Sources - Impresario: The Life and Times of Ed Sullivan - James Maguire

Impresario: The Life and Times of Ed Sullivan - James Maguire (2006)


One of the CBS executives I interviewed for this book, Irwin Segelstein, pointed out the difficulty of re-creating the past by talking to its participants. “One of the problems with what you do for a living,” he said, referring to writing a biography, “is that everyone gives you a version of what took place from their narrow, self-congratulatory point of view.”
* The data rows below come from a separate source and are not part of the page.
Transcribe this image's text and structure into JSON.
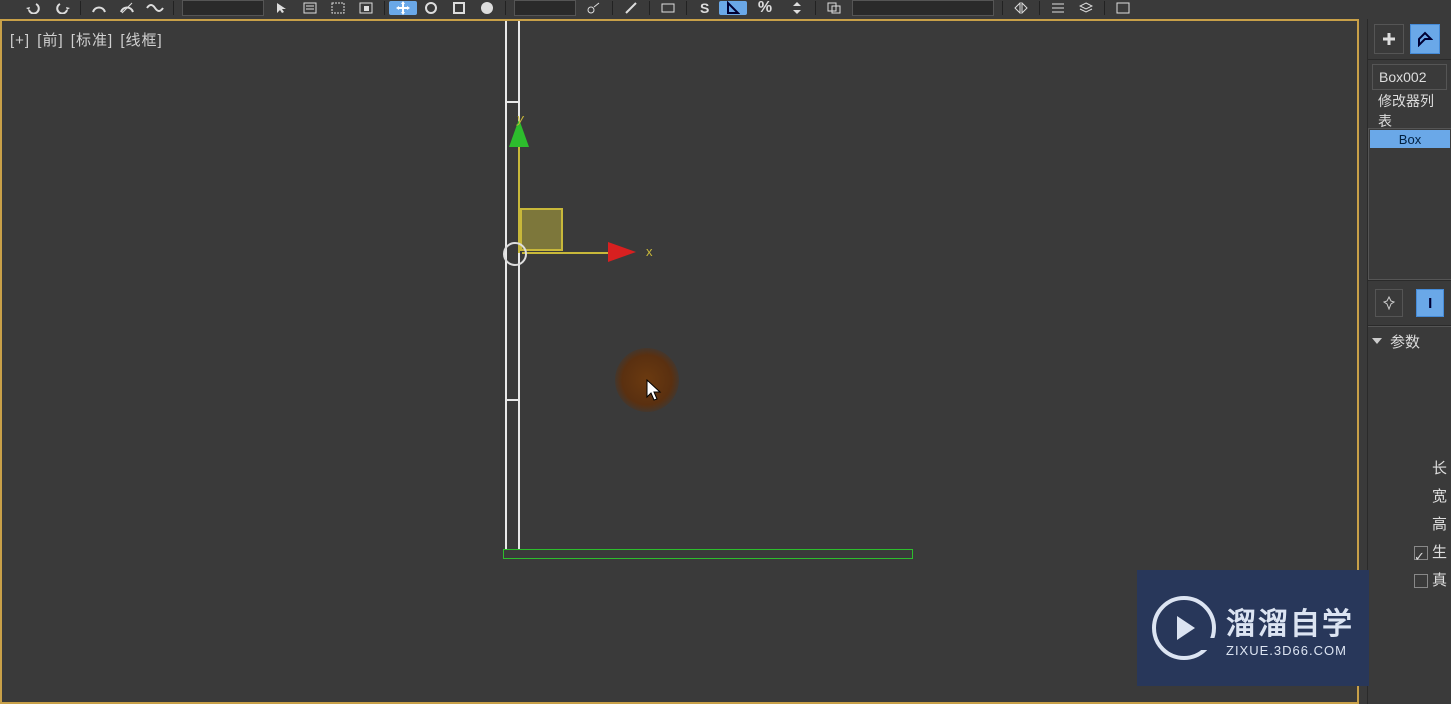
{
  "viewport": {
    "plus": "[+]",
    "view": "[前]",
    "shading": "[标准]",
    "style": "[线框]",
    "axis_x": "x",
    "axis_y": "y"
  },
  "side": {
    "object_name": "Box002",
    "modifier_list_label": "修改器列表",
    "modifier_item": "Box",
    "stack_pin_icon": "📌",
    "stack_show_i": "I"
  },
  "rollout": {
    "title": "参数"
  },
  "params": {
    "length_label": "长",
    "width_label": "宽",
    "height_label": "高",
    "gen_label": "生",
    "real_label": "真"
  },
  "watermark": {
    "big": "溜溜自学",
    "small": "ZIXUE.3D66.COM"
  },
  "toolbar": {
    "percent": "%"
  }
}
That may be true, and certainly the passage of time changes memory, but the fact remains that I owe a heartfelt thanks to everyone who shared their recollections for this book. The scores of people—family members, performers, Sullivan staffers, and others who knew him personally—who shared their memories for this book added immeasurably.
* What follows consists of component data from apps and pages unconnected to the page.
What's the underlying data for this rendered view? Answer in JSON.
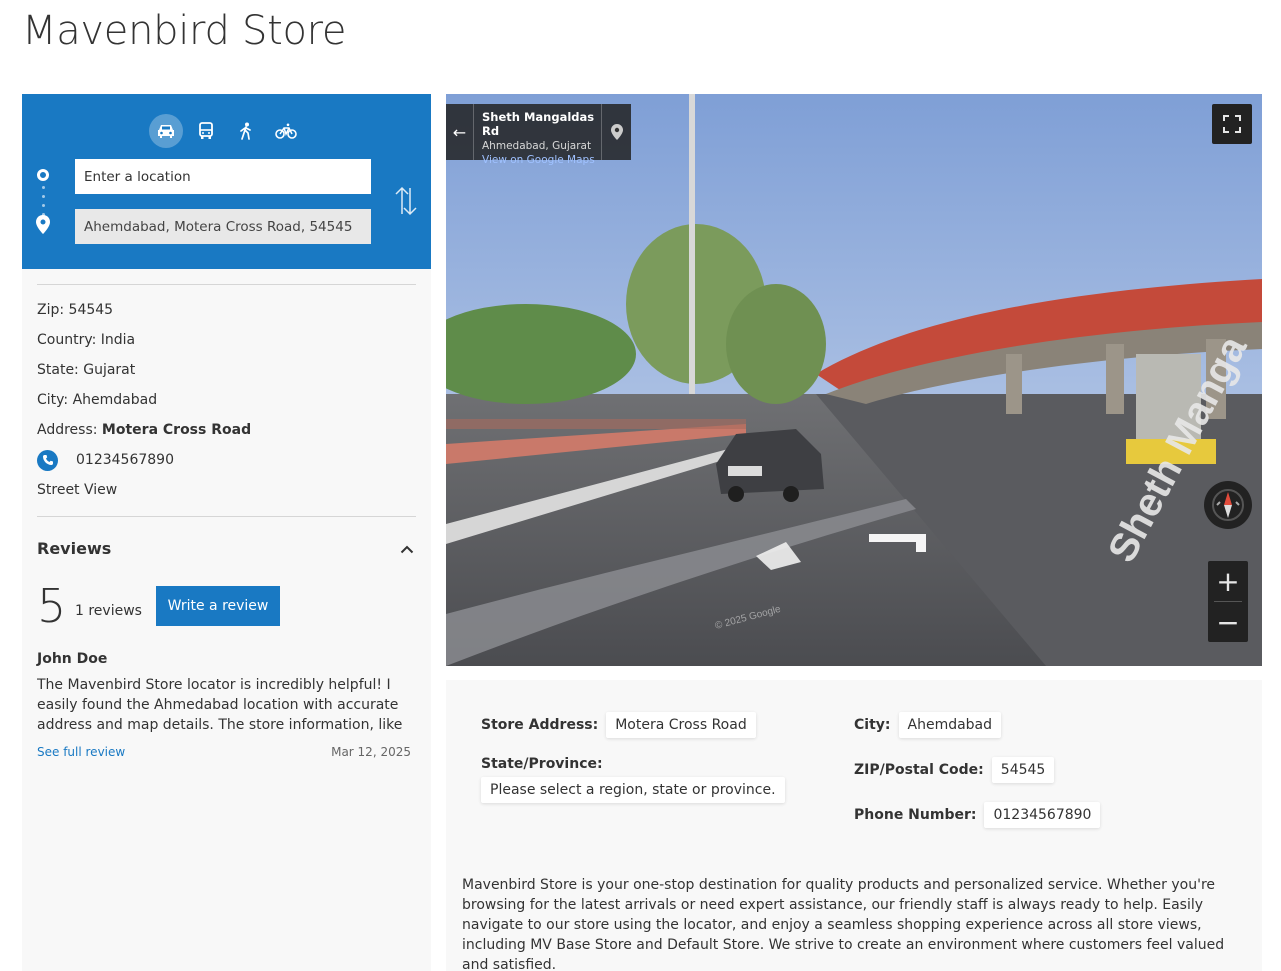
{
  "page": {
    "title": "Mavenbird Store"
  },
  "directions": {
    "modes": [
      "car-icon",
      "transit-icon",
      "walk-icon",
      "bicycle-icon"
    ],
    "active_mode": "car",
    "from_placeholder": "Enter a location",
    "to_value": "Ahemdabad, Motera Cross Road, 54545"
  },
  "store_info": {
    "zip": "Zip: 54545",
    "country": "Country: India",
    "state": "State: Gujarat",
    "city": "City: Ahemdabad",
    "address_label": "Address: ",
    "address_value": "Motera Cross Road",
    "phone": "01234567890",
    "street_view_link": "Street View"
  },
  "reviews": {
    "title": "Reviews",
    "score": "5",
    "count": "1 reviews",
    "write_button": "Write a review",
    "items": [
      {
        "author": "John Doe",
        "text": "The Mavenbird Store locator is incredibly helpful! I easily found the Ahmedabad location with accurate address and map details. The store information, like phone number",
        "link": "See full review",
        "date": "Mar 12, 2025"
      }
    ]
  },
  "street_view": {
    "street": "Sheth Mangaldas Rd",
    "area": "Ahmedabad, Gujarat",
    "map_link": "View on Google Maps",
    "road_label": "Sheth Manga",
    "watermark": "© 2025 Google",
    "zoom_in": "+",
    "zoom_out": "−"
  },
  "details": {
    "store_address_label": "Store Address:",
    "store_address_value": "Motera Cross Road",
    "city_label": "City:",
    "city_value": "Ahemdabad",
    "state_label": "State/Province:",
    "state_value": "Please select a region, state or province.",
    "zip_label": "ZIP/Postal Code:",
    "zip_value": "54545",
    "phone_label": "Phone Number:",
    "phone_value": "01234567890",
    "description": "Mavenbird Store is your one-stop destination for quality products and personalized service. Whether you're browsing for the latest arrivals or need expert assistance, our friendly staff is always ready to help. Easily navigate to our store using the locator, and enjoy a seamless shopping experience across all store views, including MV Base Store and Default Store. We strive to create an environment where customers feel valued and satisfied."
  },
  "colors": {
    "accent": "#1979c3",
    "panel_bg": "#f8f8f8",
    "text": "#333333"
  }
}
First and foremost, I am deeply indebted to Betty Sullivan Precht, who generously spent hours on the telephone with me, and whose candor so greatly enriched this portrait of her father; and to her husband, Bob Precht, the Sullivan show’s producer, who not only shared his invaluable recollections, but also provided me with a list of phone numbers, and, finally, reviewed the manuscript and made suggestions; also, to Rob Precht, Sullivan’s grandson, for his nuanced and insightful sense of his grandfather.
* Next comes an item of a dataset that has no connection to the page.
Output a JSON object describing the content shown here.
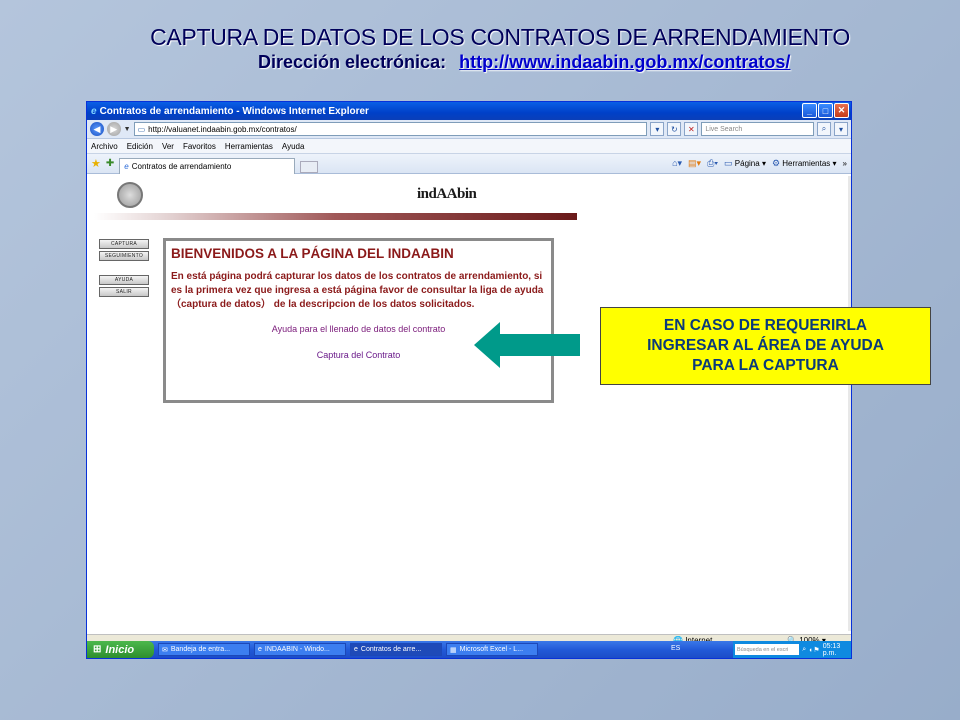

I owe a special thanks to those Sullivan staff members who shared their thoughts; their behind-the-scenes insight on the show and Sullivan helped immeasurably: Susan Abramson, Bill Bohnert, Vince Calandra, Emily Cole, Vinna Foote, Barbara Gallagher, Verna Grafeld, Bernie Illson, Kathy Kuehl, John Moffit, Sistie Moffit, Russ Petranto, Peter Prichard, Jim Russek, and Mary Lynn Shapiro.

Equally important were the memories of performers and others who knew Sullivan or his times intimately, including Carl Ballantine, Carol Burnett, George Carlin, Jack Carter, Mike Dann, Larry Epstein, Phyllis Diller, Eric Fettmann, Connie Francis, Bill Gallo, Shecky Greene, Sherry Hackett, Will Jordan, Jane Kean, Andrew Lazlo, Preston Levi, Ray Manzarek, Jackie Mason, Jean Moore, Paul Winchell, Walter Podrazik, Joan Rivers, Irwin Segelstein, Andrew Solt, and Bruce Spizer.

Adding particular insight was Ed Sullivan’s collection of personal papers, some eighteen boxes of correspondence, contracts, and miscellaneous Sullivania stored at the Wisconsin Center for Film and Theater Research, in Madison, Wisconsin. The days I spent at Madison proved invaluable. Also essential was the time I spent catacombed at the Library of Congress, reviewing the library’s collection of The Ed Sullivan Show.

Additionally, the New York Public Library’s microfilm collection enabled me to read Sullivan’s newspaper writings back to 1919, from his teenage reporting for the Port Chester Daily Item to his last days at the New York Daily News.

Ed Sullivan’s life was written about voluminously in periodicals after his television show’s debut, and I was able to review countless periodicals with the help of two sources: the New York Public Library, which keeps a file of clippings going back to the 1950s, containing everything from Time and Newsweek to Life and Editor and Publisher, as well as many regional newspapers; and the Center for American History, in San Antonio, Texas, which mailed me a thick file of Sullivan-related news clippings.

Among the many books I consulted, a few deserve special mention. Of particular aid were three earlier books about Sullivan and his show: Always on Sunday, Ed Sullivan: An Inside View, written in 1968 by CBS press agent Michael David Harris; A Thousand Sundays: the Story of The Ed Sullivan Show, written in 1980 by Jerry Bowles; and Prime Time, a memoir written in 1979 by Marlo Lewis, who worked with Sullivan to launch his television show. Also helpful was Neal Gabler’s superb Winchell: Gossip, Power, and the Culture of Celebrity. Few books have so captured the culture of New York in the 1930s and 1940s.

Of the myriad books on television history I used, none were as helpful and as complete—and as entertainingly written—as Watching TV: Six Decades of American Television, by Walter Podrazik and Harry Castleman.